→ **WHAT YOU WILL DO**
Search the records for the string "this" and copy every line where it turns up.

→ **DATA PROVIDED**
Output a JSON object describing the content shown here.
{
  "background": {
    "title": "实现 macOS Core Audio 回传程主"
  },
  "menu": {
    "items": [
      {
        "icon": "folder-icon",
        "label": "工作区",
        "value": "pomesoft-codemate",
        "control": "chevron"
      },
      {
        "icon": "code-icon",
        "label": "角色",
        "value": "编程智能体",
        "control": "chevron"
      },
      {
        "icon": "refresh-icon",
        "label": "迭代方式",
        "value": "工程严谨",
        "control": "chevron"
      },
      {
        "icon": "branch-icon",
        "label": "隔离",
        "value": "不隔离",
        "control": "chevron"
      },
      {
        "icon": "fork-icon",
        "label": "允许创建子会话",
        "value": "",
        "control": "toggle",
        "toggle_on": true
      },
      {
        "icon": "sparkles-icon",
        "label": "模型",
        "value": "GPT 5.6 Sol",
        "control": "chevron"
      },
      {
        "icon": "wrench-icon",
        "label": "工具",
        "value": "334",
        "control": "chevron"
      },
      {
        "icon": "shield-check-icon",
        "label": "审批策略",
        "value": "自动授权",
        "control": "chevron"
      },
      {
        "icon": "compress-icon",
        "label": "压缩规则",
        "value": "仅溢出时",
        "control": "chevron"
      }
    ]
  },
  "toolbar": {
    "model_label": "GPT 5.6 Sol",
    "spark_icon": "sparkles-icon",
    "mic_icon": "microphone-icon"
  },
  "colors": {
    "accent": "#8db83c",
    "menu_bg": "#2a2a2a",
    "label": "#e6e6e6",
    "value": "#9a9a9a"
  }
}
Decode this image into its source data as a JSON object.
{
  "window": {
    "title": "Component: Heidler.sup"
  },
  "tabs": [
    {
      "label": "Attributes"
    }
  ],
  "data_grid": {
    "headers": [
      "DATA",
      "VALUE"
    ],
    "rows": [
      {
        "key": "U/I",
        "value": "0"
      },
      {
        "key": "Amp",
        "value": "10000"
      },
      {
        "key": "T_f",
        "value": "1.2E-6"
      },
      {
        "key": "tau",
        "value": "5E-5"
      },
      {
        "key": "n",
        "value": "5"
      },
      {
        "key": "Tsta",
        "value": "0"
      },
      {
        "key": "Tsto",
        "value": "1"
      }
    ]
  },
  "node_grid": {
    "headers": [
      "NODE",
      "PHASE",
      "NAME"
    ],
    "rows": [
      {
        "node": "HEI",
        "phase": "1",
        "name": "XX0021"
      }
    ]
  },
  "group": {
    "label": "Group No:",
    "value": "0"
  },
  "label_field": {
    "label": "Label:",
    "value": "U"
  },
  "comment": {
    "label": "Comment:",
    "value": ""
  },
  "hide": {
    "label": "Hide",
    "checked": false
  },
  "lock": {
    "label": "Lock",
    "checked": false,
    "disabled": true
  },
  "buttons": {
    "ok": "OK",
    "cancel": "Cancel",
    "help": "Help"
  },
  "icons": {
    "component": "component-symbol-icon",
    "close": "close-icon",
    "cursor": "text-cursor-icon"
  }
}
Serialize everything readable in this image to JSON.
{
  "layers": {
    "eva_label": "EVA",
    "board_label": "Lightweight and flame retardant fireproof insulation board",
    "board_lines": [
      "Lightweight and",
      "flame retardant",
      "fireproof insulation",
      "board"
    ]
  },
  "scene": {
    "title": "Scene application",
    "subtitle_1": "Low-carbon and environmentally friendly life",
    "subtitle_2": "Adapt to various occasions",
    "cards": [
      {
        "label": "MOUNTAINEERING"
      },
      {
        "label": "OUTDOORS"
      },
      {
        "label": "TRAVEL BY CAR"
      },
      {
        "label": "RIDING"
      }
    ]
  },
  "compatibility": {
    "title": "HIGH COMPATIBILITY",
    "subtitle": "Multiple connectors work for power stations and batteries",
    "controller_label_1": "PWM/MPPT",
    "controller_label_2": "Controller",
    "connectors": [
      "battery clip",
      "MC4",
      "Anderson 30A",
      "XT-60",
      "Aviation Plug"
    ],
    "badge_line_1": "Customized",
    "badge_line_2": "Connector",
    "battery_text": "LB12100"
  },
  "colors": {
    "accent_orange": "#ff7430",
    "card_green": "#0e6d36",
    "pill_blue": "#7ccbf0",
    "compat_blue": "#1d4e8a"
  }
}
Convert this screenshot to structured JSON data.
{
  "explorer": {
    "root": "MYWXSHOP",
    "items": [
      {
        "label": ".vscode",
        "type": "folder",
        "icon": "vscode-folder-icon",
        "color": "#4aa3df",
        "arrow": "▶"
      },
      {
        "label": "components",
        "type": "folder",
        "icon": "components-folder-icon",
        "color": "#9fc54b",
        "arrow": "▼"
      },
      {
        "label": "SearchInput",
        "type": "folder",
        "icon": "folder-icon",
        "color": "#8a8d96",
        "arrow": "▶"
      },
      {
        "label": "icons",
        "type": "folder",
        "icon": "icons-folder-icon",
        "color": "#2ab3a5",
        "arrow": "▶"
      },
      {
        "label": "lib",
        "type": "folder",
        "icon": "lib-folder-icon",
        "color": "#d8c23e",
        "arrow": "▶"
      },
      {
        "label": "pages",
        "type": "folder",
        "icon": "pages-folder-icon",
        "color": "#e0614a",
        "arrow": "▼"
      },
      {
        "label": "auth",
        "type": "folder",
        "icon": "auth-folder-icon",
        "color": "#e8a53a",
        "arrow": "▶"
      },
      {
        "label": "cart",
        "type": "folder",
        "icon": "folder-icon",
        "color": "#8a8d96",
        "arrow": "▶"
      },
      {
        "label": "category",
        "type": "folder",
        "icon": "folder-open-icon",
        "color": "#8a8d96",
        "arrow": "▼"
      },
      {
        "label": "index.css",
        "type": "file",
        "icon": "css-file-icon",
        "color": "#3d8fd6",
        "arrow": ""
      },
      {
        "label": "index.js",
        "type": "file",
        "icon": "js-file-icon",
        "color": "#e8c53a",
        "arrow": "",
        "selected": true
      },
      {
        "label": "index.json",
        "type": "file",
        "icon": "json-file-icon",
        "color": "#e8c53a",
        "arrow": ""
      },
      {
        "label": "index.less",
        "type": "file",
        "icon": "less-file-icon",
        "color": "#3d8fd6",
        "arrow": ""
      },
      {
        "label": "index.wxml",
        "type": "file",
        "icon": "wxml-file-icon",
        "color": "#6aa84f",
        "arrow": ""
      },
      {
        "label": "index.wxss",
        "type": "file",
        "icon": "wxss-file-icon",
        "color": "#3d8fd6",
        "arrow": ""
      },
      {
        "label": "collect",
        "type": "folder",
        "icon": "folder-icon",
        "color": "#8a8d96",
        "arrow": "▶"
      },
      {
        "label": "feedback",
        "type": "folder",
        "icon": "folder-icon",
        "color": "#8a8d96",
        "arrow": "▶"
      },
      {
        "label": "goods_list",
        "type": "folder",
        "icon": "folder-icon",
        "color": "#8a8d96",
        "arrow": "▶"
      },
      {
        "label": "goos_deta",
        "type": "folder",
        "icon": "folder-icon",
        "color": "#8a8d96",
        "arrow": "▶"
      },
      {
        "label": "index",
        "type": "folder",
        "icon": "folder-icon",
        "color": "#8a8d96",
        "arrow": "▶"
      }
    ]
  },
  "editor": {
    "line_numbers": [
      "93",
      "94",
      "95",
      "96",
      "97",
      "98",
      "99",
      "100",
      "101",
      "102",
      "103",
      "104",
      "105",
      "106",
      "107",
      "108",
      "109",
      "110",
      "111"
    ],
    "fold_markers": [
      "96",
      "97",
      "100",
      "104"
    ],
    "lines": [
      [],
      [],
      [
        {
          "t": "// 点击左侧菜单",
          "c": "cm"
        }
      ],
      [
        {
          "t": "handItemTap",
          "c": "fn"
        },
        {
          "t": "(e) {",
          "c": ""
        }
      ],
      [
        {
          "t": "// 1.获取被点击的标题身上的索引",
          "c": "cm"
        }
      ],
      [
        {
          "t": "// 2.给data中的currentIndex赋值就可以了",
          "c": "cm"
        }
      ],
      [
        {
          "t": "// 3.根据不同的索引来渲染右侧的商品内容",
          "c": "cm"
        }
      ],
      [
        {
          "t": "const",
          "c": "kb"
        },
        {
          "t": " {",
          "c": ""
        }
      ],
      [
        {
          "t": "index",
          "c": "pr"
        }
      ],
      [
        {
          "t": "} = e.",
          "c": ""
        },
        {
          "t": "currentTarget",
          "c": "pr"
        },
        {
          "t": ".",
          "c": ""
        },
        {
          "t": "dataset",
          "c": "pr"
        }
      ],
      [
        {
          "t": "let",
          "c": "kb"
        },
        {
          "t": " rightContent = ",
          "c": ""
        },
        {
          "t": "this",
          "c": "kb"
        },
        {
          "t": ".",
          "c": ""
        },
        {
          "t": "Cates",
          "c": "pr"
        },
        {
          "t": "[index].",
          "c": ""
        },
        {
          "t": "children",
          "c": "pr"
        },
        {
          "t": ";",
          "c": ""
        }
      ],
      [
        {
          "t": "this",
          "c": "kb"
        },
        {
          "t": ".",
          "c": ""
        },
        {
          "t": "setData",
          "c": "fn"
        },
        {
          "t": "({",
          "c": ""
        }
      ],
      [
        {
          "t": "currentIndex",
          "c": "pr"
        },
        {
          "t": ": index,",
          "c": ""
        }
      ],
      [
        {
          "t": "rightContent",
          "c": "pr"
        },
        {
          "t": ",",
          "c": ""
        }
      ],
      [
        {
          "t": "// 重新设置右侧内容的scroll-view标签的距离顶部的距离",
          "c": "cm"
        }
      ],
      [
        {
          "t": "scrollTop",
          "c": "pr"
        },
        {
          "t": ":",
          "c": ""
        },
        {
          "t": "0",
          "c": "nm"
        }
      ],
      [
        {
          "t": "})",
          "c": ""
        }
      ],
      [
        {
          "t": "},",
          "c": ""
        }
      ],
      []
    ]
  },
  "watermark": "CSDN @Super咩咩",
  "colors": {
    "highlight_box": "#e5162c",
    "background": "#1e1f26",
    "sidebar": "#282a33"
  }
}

→ **SOLUTION**
Decode this image into its source data as a JSON object.
Serialize everything readable in this image to JSON.
Convert this screenshot to structured JSON data.
          "t": "this",
          "t": "this",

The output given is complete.